Of the Chinese contract research organisation’s (CRO) $31.8m net revenue this quarter – up from $20.6m in the same quarter last year – almost 65 per cent came from its Big Pharma customers, including GSK and Eli Lilly.
In total, the firm saw a 21.3 per cent increase in trade with top customers compared to last year.
The news – which follows the recent opening of a facility dedicated entirely to the top ten clients – is a result of what the company says is an increased focus on winning full-time-equivalent (FTE) deals with big firms.
ShangPharma also said new offerings in preclinical and biologics means demand from the big players has increased.
In the results, CFO William Dai said: "Despite industry headwinds, we succeeded in increasing the percentage of revenues generated by FTE-based services, which have better visibility, as well as expanding our integrated drug discovery service offering to many of our larger customers.”
CEO Michael Xin Hui echoed this, adding that investments in integrating its drug discovery, biologics, biology, process development and research manufacturing as well as translational and clinical science will be the key for future growth.

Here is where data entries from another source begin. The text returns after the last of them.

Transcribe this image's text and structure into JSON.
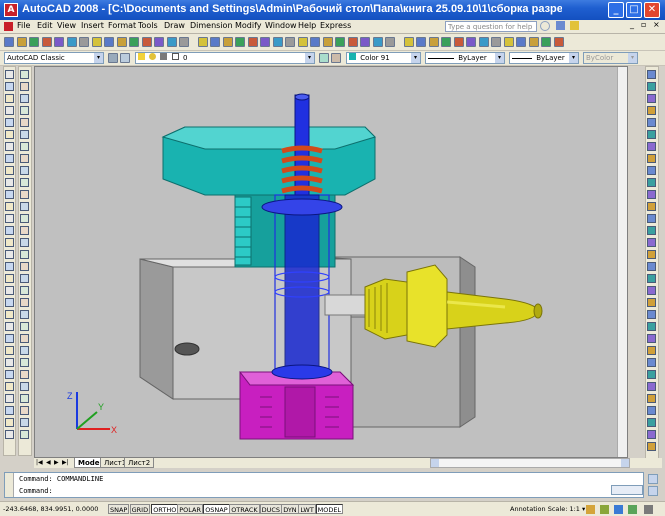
{
  "window": {
    "title": "AutoCAD 2008 - [C:\\Documents and Settings\\Admin\\Рабочий стол\\Папа\\книга 25.09.10\\1\\сборка разрез готовый цвет.dwg]",
    "app_icon_glyph": "A",
    "minimize_glyph": "_",
    "maximize_glyph": "□",
    "close_glyph": "✕"
  },
  "menubar": {
    "items": [
      "File",
      "Edit",
      "View",
      "Insert",
      "Format",
      "Tools",
      "Draw",
      "Dimension",
      "Modify",
      "Window",
      "Help",
      "Express"
    ],
    "help_placeholder": "Type a question for help",
    "doc_minimize_glyph": "_",
    "doc_restore_glyph": "▫",
    "doc_close_glyph": "×"
  },
  "toolbar": {
    "workspace": "AutoCAD Classic",
    "layer": "0",
    "color": "Color 91",
    "linetype": "ByLayer",
    "lineweight": "ByLayer",
    "plotstyle": "ByColor",
    "dropdown_glyph": "▾"
  },
  "tabs": {
    "nav_glyphs": [
      "|◀",
      "◀",
      "▶",
      "▶|"
    ],
    "items": [
      "Model",
      "Лист1",
      "Лист2"
    ],
    "active": "Model"
  },
  "command_lines": [
    "Command:  COMMANDLINE",
    "Command:"
  ],
  "statusbar": {
    "coords": "-243.6468, 834.9951, 0.0000",
    "buttons": [
      "SNAP",
      "GRID",
      "ORTHO",
      "POLAR",
      "OSNAP",
      "OTRACK",
      "DUCS",
      "DYN",
      "LWT",
      "MODEL"
    ],
    "active_buttons": [
      "ORTHO",
      "OSNAP",
      "MODEL"
    ],
    "annotation_scale": "Annotation Scale:  1:1 ▾"
  },
  "ucs": {
    "x_label": "X",
    "y_label": "Y",
    "z_label": "Z"
  },
  "colors": {
    "cyan_nut": "#19b3b0",
    "orange_spring": "#d24a1a",
    "blue_stem": "#2030e0",
    "magenta_base": "#c81fc0",
    "yellow_fitting": "#d8d21a",
    "gray_body": "#c8c8c8",
    "viewport_bg": "#c0c0c0"
  }
}
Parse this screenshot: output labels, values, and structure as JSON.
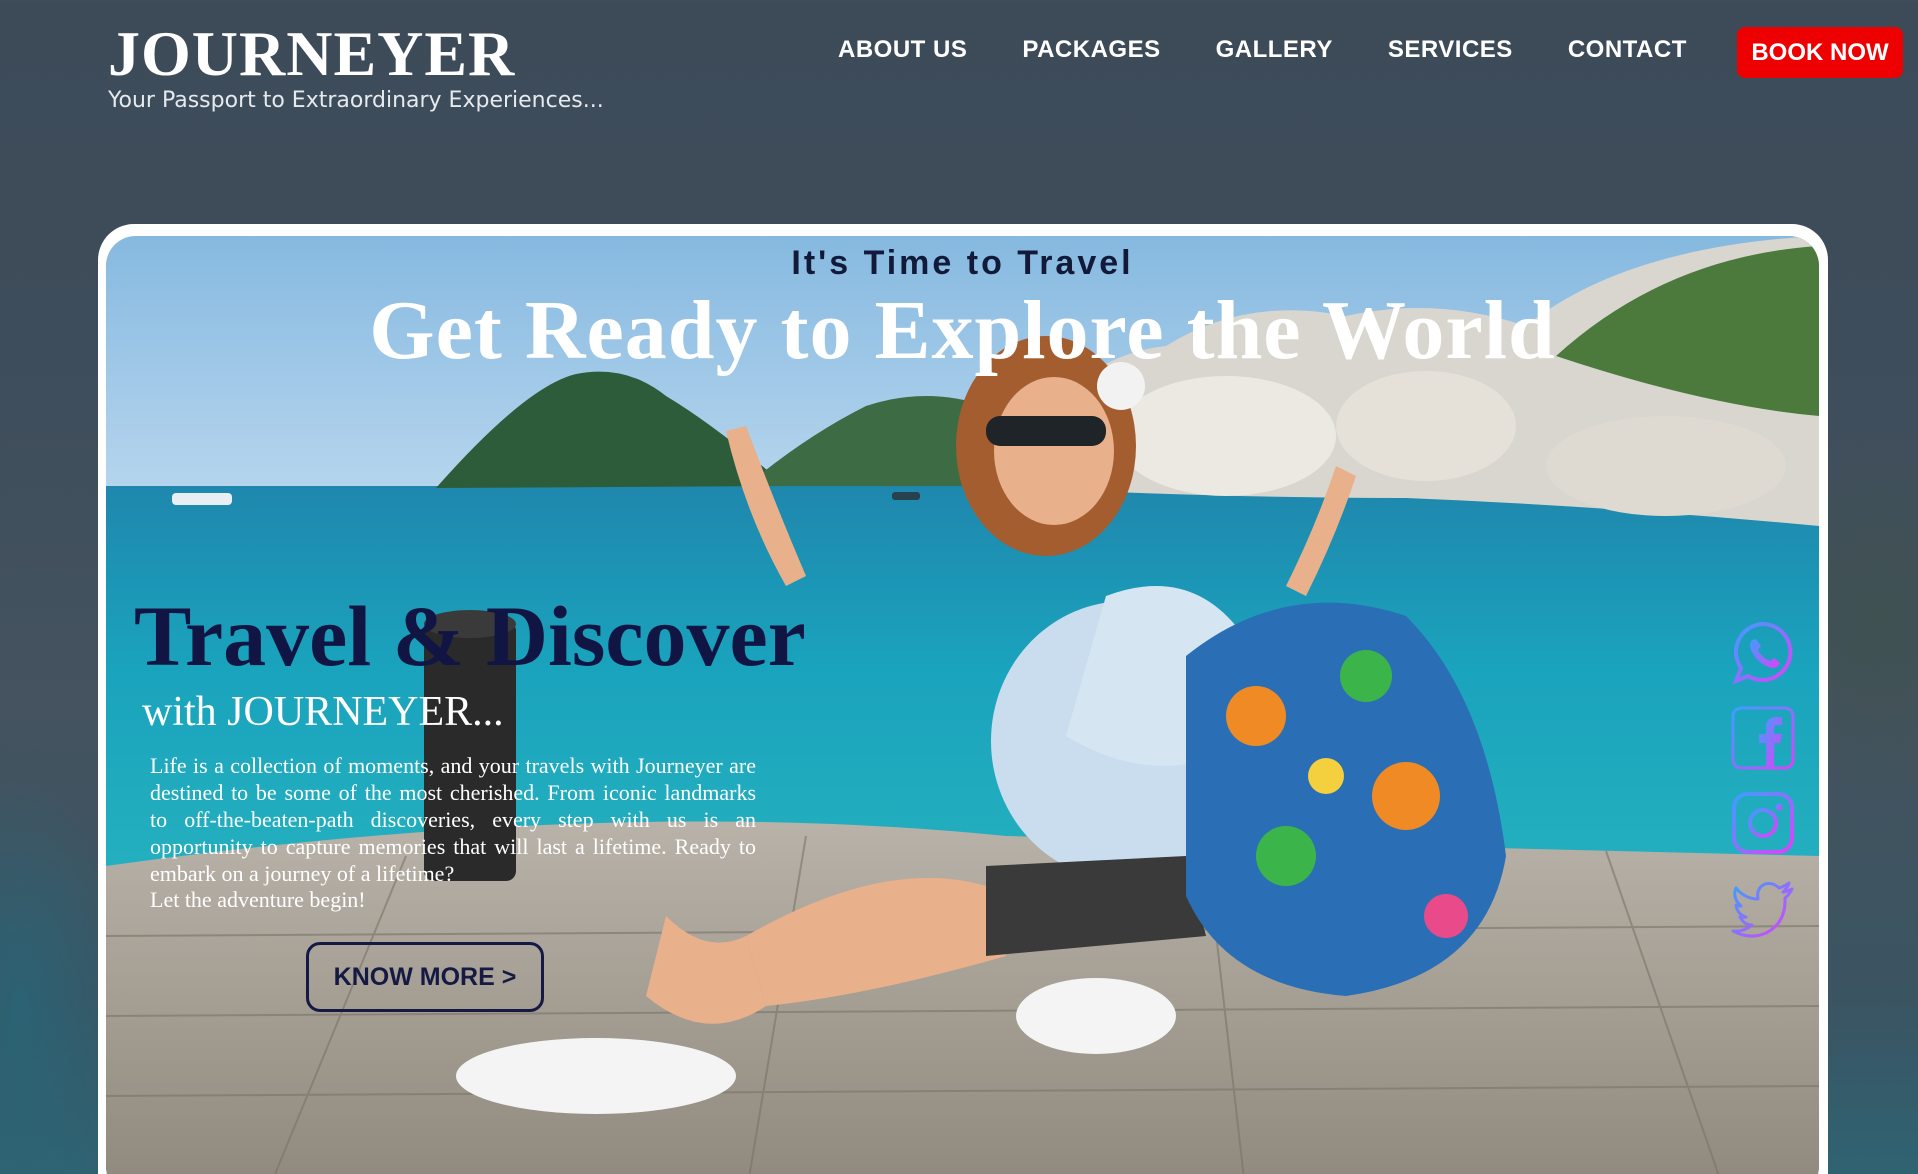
{
  "brand": {
    "title": "JOURNEYER",
    "tagline": "Your Passport to Extraordinary Experiences..."
  },
  "nav": {
    "items": [
      {
        "label": "ABOUT US"
      },
      {
        "label": "PACKAGES"
      },
      {
        "label": "GALLERY"
      },
      {
        "label": "SERVICES"
      },
      {
        "label": "CONTACT"
      }
    ],
    "cta_label": "BOOK NOW"
  },
  "hero": {
    "eyebrow": "It's Time to Travel",
    "headline": "Get Ready to Explore the World",
    "title": "Travel & Discover",
    "subtitle": "with JOURNEYER...",
    "body": "Life is a collection of moments, and your travels with Journeyer are destined to be some of the most cherished. From iconic landmarks to off-the-beaten-path discoveries, every step with us is an opportunity to capture memories that will last a lifetime. Ready to embark on a journey of a lifetime?",
    "body_last": "Let the adventure begin!",
    "button_label": "KNOW MORE >"
  },
  "social": {
    "icons": [
      "whatsapp-icon",
      "facebook-icon",
      "instagram-icon",
      "twitter-icon"
    ]
  },
  "colors": {
    "accent": "#ee0000",
    "dark_navy": "#111544",
    "header_bg": "#3d4b59",
    "social_gradient_start": "#3aa0ff",
    "social_gradient_end": "#e040fb"
  }
}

According to William Blair analyst John Kreger, cross-selling new services to create a more “integrated” solution was also a winner with the big payers.

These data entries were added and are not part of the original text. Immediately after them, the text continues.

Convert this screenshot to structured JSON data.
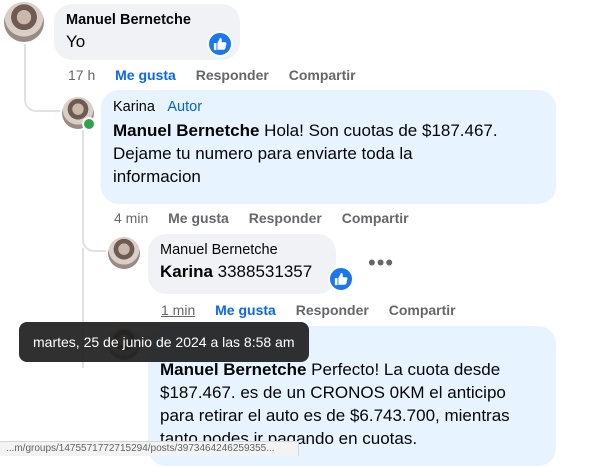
{
  "comments": [
    {
      "author": "Manuel Bernetche",
      "text": "Yo",
      "time": "17 h",
      "actions": [
        "Me gusta",
        "Responder",
        "Compartir"
      ]
    },
    {
      "author": "Karina",
      "badge": "Autor",
      "mention": "Manuel Bernetche",
      "text_lines": [
        " Hola! Son cuotas de $187.467.",
        "Dejame tu numero para enviarte toda la",
        "informacion"
      ],
      "time": "4 min",
      "actions": [
        "Me gusta",
        "Responder",
        "Compartir"
      ]
    },
    {
      "author": "Manuel Bernetche",
      "mention": "Karina",
      "text": " 3388531357",
      "time": "1 min",
      "actions": [
        "Me gusta",
        "Responder",
        "Compartir"
      ]
    },
    {
      "mention": "Manuel Bernetche",
      "text_lines": [
        " Perfecto! La cuota desde",
        "$187.467. es de un CRONOS 0KM el anticipo",
        "para retirar el auto es de $6.743.700, mientras",
        "tanto podes ir pagando en cuotas."
      ]
    }
  ],
  "tooltip": "martes, 25 de junio de 2024 a las 8:58 am",
  "status_url": "...m/groups/1475571772715294/posts/3973464246259355...",
  "colors": {
    "link_blue": "#0866ff",
    "like_blue": "#1877f2",
    "bubble_gray": "#f0f2f5",
    "bubble_blue": "#e7f3ff"
  },
  "icons": [
    "like-icon",
    "more-options-icon",
    "online-status-icon"
  ]
}
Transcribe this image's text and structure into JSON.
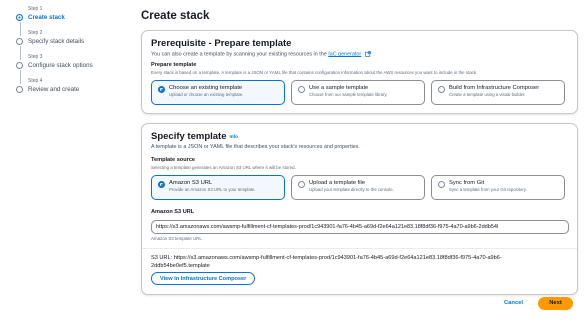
{
  "steps": [
    {
      "num": "Step 1",
      "name": "Create stack",
      "active": true
    },
    {
      "num": "Step 2",
      "name": "Specify stack details"
    },
    {
      "num": "Step 3",
      "name": "Configure stack options"
    },
    {
      "num": "Step 4",
      "name": "Review and create"
    }
  ],
  "page_title": "Create stack",
  "prerequisite": {
    "title": "Prerequisite - Prepare template",
    "desc_prefix": "You can also create a template by scanning your existing resources in the",
    "desc_link": "IaC generator",
    "field_label": "Prepare template",
    "field_desc": "Every stack is based on a template. A template is a JSON or YAML file that contains configuration information about the AWS resources you want to include in the stack.",
    "options": [
      {
        "label": "Choose an existing template",
        "desc": "Upload or choose an existing template.",
        "selected": true
      },
      {
        "label": "Use a sample template",
        "desc": "Choose from our sample template library."
      },
      {
        "label": "Build from Infrastructure Composer",
        "desc": "Create a template using a visual builder."
      }
    ]
  },
  "specify": {
    "title": "Specify template",
    "info": "Info",
    "desc": "A template is a JSON or YAML file that describes your stack's resources and properties.",
    "source_label": "Template source",
    "source_desc": "Selecting a template generates an Amazon S3 URL where it will be stored.",
    "options": [
      {
        "label": "Amazon S3 URL",
        "desc": "Provide an Amazon S3 URL to your template.",
        "selected": true
      },
      {
        "label": "Upload a template file",
        "desc": "Upload your template directly to the console."
      },
      {
        "label": "Sync from Git",
        "desc": "Sync a template from your Git repository."
      }
    ],
    "url_label": "Amazon S3 URL",
    "url_value": "https://s3.amazonaws.com/awsmp-fulfillment-cf-templates-prod/1c943901-fa76-4b45-a69d-f2e64a121e83.18f8df36-f975-4a70-a9b6-2ddb54l",
    "url_hint": "Amazon S3 template URL",
    "s3_url_line1": "S3 URL:  https://s3.amazonaws.com/awsmp-fulfillment-cf-templates-prod/1c943901-fa76-4b45-a69d-f2e64a121e83.18f8df36-f975-4a70-a9b6-",
    "s3_url_line2": "2ddb54be0ef5.template",
    "composer_button": "View in Infrastructure Composer"
  },
  "footer": {
    "cancel": "Cancel",
    "next": "Next"
  },
  "colors": {
    "accent": "#0972d3",
    "primary_button": "#ff9900"
  }
}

“The cross‐selling initiative around the newer services to create a more‐integrated solution remains the key driver of future growth, in our view,” he said.

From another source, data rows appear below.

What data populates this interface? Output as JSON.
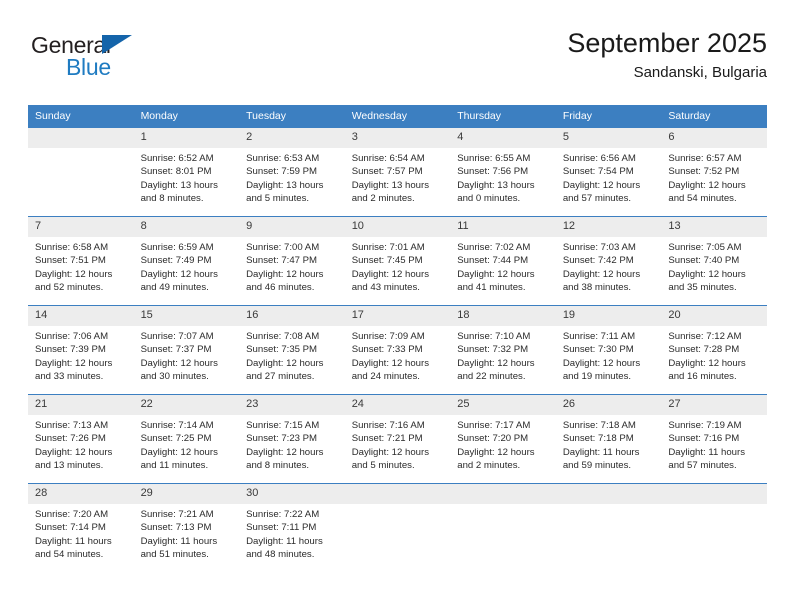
{
  "brand": {
    "name_part1": "General",
    "name_part2": "Blue",
    "triangle_color": "#1464aa",
    "blue_color": "#1f7bc1"
  },
  "header": {
    "title": "September 2025",
    "subtitle": "Sandanski, Bulgaria"
  },
  "theme": {
    "header_bg": "#3c7fc1",
    "daynum_bg": "#ededed",
    "row_border": "#3c7fc1"
  },
  "weekdays": [
    "Sunday",
    "Monday",
    "Tuesday",
    "Wednesday",
    "Thursday",
    "Friday",
    "Saturday"
  ],
  "weeks": [
    [
      {
        "day": "",
        "sunrise": "",
        "sunset": "",
        "daylight": ""
      },
      {
        "day": "1",
        "sunrise": "Sunrise: 6:52 AM",
        "sunset": "Sunset: 8:01 PM",
        "daylight": "Daylight: 13 hours and 8 minutes."
      },
      {
        "day": "2",
        "sunrise": "Sunrise: 6:53 AM",
        "sunset": "Sunset: 7:59 PM",
        "daylight": "Daylight: 13 hours and 5 minutes."
      },
      {
        "day": "3",
        "sunrise": "Sunrise: 6:54 AM",
        "sunset": "Sunset: 7:57 PM",
        "daylight": "Daylight: 13 hours and 2 minutes."
      },
      {
        "day": "4",
        "sunrise": "Sunrise: 6:55 AM",
        "sunset": "Sunset: 7:56 PM",
        "daylight": "Daylight: 13 hours and 0 minutes."
      },
      {
        "day": "5",
        "sunrise": "Sunrise: 6:56 AM",
        "sunset": "Sunset: 7:54 PM",
        "daylight": "Daylight: 12 hours and 57 minutes."
      },
      {
        "day": "6",
        "sunrise": "Sunrise: 6:57 AM",
        "sunset": "Sunset: 7:52 PM",
        "daylight": "Daylight: 12 hours and 54 minutes."
      }
    ],
    [
      {
        "day": "7",
        "sunrise": "Sunrise: 6:58 AM",
        "sunset": "Sunset: 7:51 PM",
        "daylight": "Daylight: 12 hours and 52 minutes."
      },
      {
        "day": "8",
        "sunrise": "Sunrise: 6:59 AM",
        "sunset": "Sunset: 7:49 PM",
        "daylight": "Daylight: 12 hours and 49 minutes."
      },
      {
        "day": "9",
        "sunrise": "Sunrise: 7:00 AM",
        "sunset": "Sunset: 7:47 PM",
        "daylight": "Daylight: 12 hours and 46 minutes."
      },
      {
        "day": "10",
        "sunrise": "Sunrise: 7:01 AM",
        "sunset": "Sunset: 7:45 PM",
        "daylight": "Daylight: 12 hours and 43 minutes."
      },
      {
        "day": "11",
        "sunrise": "Sunrise: 7:02 AM",
        "sunset": "Sunset: 7:44 PM",
        "daylight": "Daylight: 12 hours and 41 minutes."
      },
      {
        "day": "12",
        "sunrise": "Sunrise: 7:03 AM",
        "sunset": "Sunset: 7:42 PM",
        "daylight": "Daylight: 12 hours and 38 minutes."
      },
      {
        "day": "13",
        "sunrise": "Sunrise: 7:05 AM",
        "sunset": "Sunset: 7:40 PM",
        "daylight": "Daylight: 12 hours and 35 minutes."
      }
    ],
    [
      {
        "day": "14",
        "sunrise": "Sunrise: 7:06 AM",
        "sunset": "Sunset: 7:39 PM",
        "daylight": "Daylight: 12 hours and 33 minutes."
      },
      {
        "day": "15",
        "sunrise": "Sunrise: 7:07 AM",
        "sunset": "Sunset: 7:37 PM",
        "daylight": "Daylight: 12 hours and 30 minutes."
      },
      {
        "day": "16",
        "sunrise": "Sunrise: 7:08 AM",
        "sunset": "Sunset: 7:35 PM",
        "daylight": "Daylight: 12 hours and 27 minutes."
      },
      {
        "day": "17",
        "sunrise": "Sunrise: 7:09 AM",
        "sunset": "Sunset: 7:33 PM",
        "daylight": "Daylight: 12 hours and 24 minutes."
      },
      {
        "day": "18",
        "sunrise": "Sunrise: 7:10 AM",
        "sunset": "Sunset: 7:32 PM",
        "daylight": "Daylight: 12 hours and 22 minutes."
      },
      {
        "day": "19",
        "sunrise": "Sunrise: 7:11 AM",
        "sunset": "Sunset: 7:30 PM",
        "daylight": "Daylight: 12 hours and 19 minutes."
      },
      {
        "day": "20",
        "sunrise": "Sunrise: 7:12 AM",
        "sunset": "Sunset: 7:28 PM",
        "daylight": "Daylight: 12 hours and 16 minutes."
      }
    ],
    [
      {
        "day": "21",
        "sunrise": "Sunrise: 7:13 AM",
        "sunset": "Sunset: 7:26 PM",
        "daylight": "Daylight: 12 hours and 13 minutes."
      },
      {
        "day": "22",
        "sunrise": "Sunrise: 7:14 AM",
        "sunset": "Sunset: 7:25 PM",
        "daylight": "Daylight: 12 hours and 11 minutes."
      },
      {
        "day": "23",
        "sunrise": "Sunrise: 7:15 AM",
        "sunset": "Sunset: 7:23 PM",
        "daylight": "Daylight: 12 hours and 8 minutes."
      },
      {
        "day": "24",
        "sunrise": "Sunrise: 7:16 AM",
        "sunset": "Sunset: 7:21 PM",
        "daylight": "Daylight: 12 hours and 5 minutes."
      },
      {
        "day": "25",
        "sunrise": "Sunrise: 7:17 AM",
        "sunset": "Sunset: 7:20 PM",
        "daylight": "Daylight: 12 hours and 2 minutes."
      },
      {
        "day": "26",
        "sunrise": "Sunrise: 7:18 AM",
        "sunset": "Sunset: 7:18 PM",
        "daylight": "Daylight: 11 hours and 59 minutes."
      },
      {
        "day": "27",
        "sunrise": "Sunrise: 7:19 AM",
        "sunset": "Sunset: 7:16 PM",
        "daylight": "Daylight: 11 hours and 57 minutes."
      }
    ],
    [
      {
        "day": "28",
        "sunrise": "Sunrise: 7:20 AM",
        "sunset": "Sunset: 7:14 PM",
        "daylight": "Daylight: 11 hours and 54 minutes."
      },
      {
        "day": "29",
        "sunrise": "Sunrise: 7:21 AM",
        "sunset": "Sunset: 7:13 PM",
        "daylight": "Daylight: 11 hours and 51 minutes."
      },
      {
        "day": "30",
        "sunrise": "Sunrise: 7:22 AM",
        "sunset": "Sunset: 7:11 PM",
        "daylight": "Daylight: 11 hours and 48 minutes."
      },
      {
        "day": "",
        "sunrise": "",
        "sunset": "",
        "daylight": ""
      },
      {
        "day": "",
        "sunrise": "",
        "sunset": "",
        "daylight": ""
      },
      {
        "day": "",
        "sunrise": "",
        "sunset": "",
        "daylight": ""
      },
      {
        "day": "",
        "sunrise": "",
        "sunset": "",
        "daylight": ""
      }
    ]
  ]
}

A “challenging quarter”
Despite the revenue growth ShangPharma's profits were still down thanks to squeezed margins, which shrank down from 34.7 per cent in Q2 2011, to 29 per cent in the reported period.
The firm said costs related to facility expansions and acquisitions – including the recent acquisition of the Charles River Bioexplorer facility in Shanghai– was to blame. Pricing pressure from Big Pharma clients, especially in synthetic chemistry, was also highlighted as a factor.
The biggest margin pressure was an increase in labour costs in China, however according to Dai this may stabilise for the time being.
“While margins were impacted by annual pay raises and benefit increases effective from April, we believe that these costs will remain relatively stable over the next several quarters. We have already begun to take a series of measures to reduce costs through improving operational efficiency.”
Kreger disagreed however, and said the pressures from labour costs and “pharma’s budget sensitivity” could last for longer than ShangPharma expects.
Swept under the rug?
Unusually, in its announcement the firm made no mention of the recent news it would consider a private equity takeover bid. In August the firm announced it had established an independent board and called JP Morgan to help it mull the matter.
Kreger said he was surprised the firm made no mention of the matter with a reported offer from Xin Hui and TPG to buy up the remaining shares.
He said: “Recall that these shareholders, who together currently own 65 per cent of the company, announced their intentions to acquire the remaining shares at a price of $8.50 to $9.50 per ADS in a going-private transaction in early July.
Kreger added: “In our view, the poor results this quarter make it less likely that a competing offer for the company emerges.”